The process of identifying a solution for this situation discovered the necessity of the following technological capabilities:
At MegaCorp, a North Carolina based manufacturer of advanced technical textiles, leaders are constantly jousting with rival HyperCorp, each striving to steal market share from the other. Recently, HyperCorp has released several innovative new products, with properties that MegaCorp had not considered possible, and were not able to deliver in their own products.
After the most recent release, MegaCorp leaders dug in and discovered that HyperCorp had integrated advanced technology developed by researchers at Miskatonic University.
"Why," asked MegaCorp CEO Howard Phillips,
"did we not know about this sooner? This is actually a better fit for our product.. if we had done this first, we could have taken a huge chunk of HyperCorp’s market share, instead of letting them jump out in front of us!"
In order to address this lack of awareness of emerging technologies, MegaCorp decide to implement a Technology Radar. An "emerging technologies" channel is created (Capability C2), where every member of the organization can submit links to documents, articles and documents (Capability C6) that touch on technologies related to MegaCorp’s industry, along with relevant news-feeds and data streams from external content repositories (Capability C3). Users throughout the organization vote, tag and comment on each submission, allowing the collective intelligence of the organization (Capability C1)to filter the less important items, while pushing the key ones to the top. Product Managers and executives begin to make browsing the latest ‘top items’ (Capability C7) on the channel a routine habit... and some users configure the system to send them a dynamic alert via instant messaging when an entry reaches a certain score (Capability C5) while other users choose to filter entries by keyword or topic (Capability C4).

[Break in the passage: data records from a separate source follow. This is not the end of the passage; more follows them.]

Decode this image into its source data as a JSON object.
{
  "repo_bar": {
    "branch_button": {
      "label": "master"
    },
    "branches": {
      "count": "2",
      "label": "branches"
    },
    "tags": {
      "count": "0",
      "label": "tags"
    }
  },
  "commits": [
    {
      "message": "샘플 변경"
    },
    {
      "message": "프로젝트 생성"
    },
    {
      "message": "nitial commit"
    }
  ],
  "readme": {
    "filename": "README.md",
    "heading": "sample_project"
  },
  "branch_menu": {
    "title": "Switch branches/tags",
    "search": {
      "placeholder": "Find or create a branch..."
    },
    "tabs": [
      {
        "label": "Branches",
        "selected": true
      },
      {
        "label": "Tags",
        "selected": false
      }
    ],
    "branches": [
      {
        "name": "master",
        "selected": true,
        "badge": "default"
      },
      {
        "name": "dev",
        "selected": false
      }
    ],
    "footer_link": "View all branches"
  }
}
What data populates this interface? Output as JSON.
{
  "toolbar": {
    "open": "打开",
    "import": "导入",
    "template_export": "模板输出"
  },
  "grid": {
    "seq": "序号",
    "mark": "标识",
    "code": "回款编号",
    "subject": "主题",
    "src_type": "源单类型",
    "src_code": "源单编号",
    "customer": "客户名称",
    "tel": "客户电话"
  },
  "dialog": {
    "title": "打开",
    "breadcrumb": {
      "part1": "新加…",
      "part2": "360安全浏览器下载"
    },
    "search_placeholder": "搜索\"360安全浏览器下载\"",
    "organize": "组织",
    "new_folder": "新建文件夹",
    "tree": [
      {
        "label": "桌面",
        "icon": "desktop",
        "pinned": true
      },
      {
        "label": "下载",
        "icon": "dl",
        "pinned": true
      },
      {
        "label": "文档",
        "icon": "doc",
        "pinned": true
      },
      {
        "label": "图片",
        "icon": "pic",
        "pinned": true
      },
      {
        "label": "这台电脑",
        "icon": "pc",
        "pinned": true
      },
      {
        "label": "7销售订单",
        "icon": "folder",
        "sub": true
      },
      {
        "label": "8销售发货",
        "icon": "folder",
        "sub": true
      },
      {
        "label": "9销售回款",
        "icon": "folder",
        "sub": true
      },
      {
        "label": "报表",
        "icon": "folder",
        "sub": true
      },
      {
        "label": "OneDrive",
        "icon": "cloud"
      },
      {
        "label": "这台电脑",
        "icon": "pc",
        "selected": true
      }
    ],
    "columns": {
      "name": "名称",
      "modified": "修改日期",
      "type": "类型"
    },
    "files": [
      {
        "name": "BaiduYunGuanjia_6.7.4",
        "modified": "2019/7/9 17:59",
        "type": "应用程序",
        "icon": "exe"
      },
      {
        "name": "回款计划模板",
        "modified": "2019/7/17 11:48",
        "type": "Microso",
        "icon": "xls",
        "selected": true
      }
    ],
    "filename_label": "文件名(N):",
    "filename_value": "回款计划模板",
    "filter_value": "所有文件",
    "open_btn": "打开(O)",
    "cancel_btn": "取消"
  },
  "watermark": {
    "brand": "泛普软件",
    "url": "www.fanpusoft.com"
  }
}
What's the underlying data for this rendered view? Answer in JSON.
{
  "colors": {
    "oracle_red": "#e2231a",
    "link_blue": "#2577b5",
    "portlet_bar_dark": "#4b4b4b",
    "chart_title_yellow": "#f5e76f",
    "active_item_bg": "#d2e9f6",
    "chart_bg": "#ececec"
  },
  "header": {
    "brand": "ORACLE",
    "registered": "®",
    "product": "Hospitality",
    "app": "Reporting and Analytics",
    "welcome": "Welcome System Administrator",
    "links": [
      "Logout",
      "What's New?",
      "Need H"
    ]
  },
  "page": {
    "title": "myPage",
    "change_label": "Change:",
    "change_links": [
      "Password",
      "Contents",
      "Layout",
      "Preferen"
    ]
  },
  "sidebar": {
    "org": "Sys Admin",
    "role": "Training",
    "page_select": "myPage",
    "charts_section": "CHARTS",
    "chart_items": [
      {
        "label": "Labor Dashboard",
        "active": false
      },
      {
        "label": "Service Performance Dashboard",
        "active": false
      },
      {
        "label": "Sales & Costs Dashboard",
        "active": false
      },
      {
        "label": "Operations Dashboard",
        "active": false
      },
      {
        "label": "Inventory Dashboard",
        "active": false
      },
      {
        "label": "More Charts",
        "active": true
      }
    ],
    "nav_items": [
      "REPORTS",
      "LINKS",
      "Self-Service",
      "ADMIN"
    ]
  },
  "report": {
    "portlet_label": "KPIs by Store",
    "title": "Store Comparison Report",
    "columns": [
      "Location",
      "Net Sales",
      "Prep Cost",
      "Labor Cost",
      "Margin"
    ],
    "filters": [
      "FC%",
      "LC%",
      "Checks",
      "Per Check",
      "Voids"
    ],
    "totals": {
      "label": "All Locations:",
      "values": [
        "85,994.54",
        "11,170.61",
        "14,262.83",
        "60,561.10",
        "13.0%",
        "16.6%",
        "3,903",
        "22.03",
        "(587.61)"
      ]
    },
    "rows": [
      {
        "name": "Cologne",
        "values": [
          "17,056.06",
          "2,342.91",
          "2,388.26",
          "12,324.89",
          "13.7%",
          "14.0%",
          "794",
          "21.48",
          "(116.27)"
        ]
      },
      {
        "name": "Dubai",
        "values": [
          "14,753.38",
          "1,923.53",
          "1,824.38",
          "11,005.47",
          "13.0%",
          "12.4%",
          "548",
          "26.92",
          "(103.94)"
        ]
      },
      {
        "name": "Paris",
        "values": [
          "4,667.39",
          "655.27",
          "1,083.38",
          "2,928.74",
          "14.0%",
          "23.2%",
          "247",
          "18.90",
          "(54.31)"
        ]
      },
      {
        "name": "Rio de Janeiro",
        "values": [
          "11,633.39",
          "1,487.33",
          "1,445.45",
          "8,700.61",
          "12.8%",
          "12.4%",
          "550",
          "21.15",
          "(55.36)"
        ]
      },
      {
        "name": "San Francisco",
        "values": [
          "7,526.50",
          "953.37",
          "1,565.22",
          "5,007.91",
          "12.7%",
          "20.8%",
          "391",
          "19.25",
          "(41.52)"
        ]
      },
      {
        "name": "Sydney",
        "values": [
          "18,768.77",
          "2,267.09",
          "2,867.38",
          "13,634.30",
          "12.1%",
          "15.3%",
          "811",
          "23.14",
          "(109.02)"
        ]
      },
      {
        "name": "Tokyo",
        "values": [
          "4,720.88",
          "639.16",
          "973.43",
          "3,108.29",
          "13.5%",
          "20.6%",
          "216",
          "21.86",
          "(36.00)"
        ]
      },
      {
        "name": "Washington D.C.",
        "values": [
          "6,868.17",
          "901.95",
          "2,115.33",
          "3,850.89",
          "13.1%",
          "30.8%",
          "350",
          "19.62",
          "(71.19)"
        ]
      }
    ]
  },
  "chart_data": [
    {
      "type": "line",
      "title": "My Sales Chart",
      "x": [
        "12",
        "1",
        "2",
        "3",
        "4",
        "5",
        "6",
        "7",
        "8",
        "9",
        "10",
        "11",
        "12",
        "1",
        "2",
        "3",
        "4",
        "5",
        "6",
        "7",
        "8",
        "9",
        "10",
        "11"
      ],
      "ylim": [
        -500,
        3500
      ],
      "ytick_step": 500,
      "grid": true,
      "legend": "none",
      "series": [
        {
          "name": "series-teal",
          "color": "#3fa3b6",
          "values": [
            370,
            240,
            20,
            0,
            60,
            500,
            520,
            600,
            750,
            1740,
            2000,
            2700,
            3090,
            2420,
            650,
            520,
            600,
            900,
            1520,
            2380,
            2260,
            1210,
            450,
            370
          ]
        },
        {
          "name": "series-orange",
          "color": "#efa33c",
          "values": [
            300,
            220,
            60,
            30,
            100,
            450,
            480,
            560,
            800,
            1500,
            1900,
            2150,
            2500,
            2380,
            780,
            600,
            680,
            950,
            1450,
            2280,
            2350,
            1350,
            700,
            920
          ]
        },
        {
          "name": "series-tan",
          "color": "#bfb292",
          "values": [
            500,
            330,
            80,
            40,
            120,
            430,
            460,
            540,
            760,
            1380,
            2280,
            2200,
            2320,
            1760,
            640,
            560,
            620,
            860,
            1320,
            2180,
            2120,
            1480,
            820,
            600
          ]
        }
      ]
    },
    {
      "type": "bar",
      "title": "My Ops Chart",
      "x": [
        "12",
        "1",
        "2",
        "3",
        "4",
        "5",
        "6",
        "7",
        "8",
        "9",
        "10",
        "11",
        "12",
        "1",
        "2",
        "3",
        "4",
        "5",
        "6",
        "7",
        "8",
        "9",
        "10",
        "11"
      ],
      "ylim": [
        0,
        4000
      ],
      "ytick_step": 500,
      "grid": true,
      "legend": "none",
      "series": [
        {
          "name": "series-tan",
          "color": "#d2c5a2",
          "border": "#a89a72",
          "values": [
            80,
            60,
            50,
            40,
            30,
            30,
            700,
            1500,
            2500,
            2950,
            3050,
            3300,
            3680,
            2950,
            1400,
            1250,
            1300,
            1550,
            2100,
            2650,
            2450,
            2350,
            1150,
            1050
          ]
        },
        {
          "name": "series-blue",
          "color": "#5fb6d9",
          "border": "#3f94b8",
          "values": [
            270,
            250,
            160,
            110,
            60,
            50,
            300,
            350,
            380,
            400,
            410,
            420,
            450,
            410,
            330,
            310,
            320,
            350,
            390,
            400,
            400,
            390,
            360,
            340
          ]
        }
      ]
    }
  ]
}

A few months later, the Flozzit Product Manager receives such an instant message - the link is to a paper published by researchers at Arkham University, detailing the development of a breakthrough in nanotechnology which solves a problem that MegaCorp engineers have been struggling with. MegaCorp quickly contact the AU technology transfer office, negotiate to license the new technology and begin integrating the new approach. They also manage to recruit two of the students from AU who worked on the project to join their own internal R&D department.
Using the new technology, MegaCorp are able to release their "Flozzit" material with properties which clearly outclass the closest equivalent material from HyperCorp,which had been steadily eroding market-share away from MegaCorp until now.
CEO Phillips talks to his managers and explains why he’s happy with developments - "If we hadn’t rolled that new stuff out when we did, HyperCorp would have been able to put a dagger into our heart. Now we’ve shown them, and the market, that they aren’t always the ones on the forefront of technical advancements. And the two new guys we hired from Arkham are already hard at work on some stuff that’s going to blow everybody away."
RSS feeds, HTTP, OpenSearch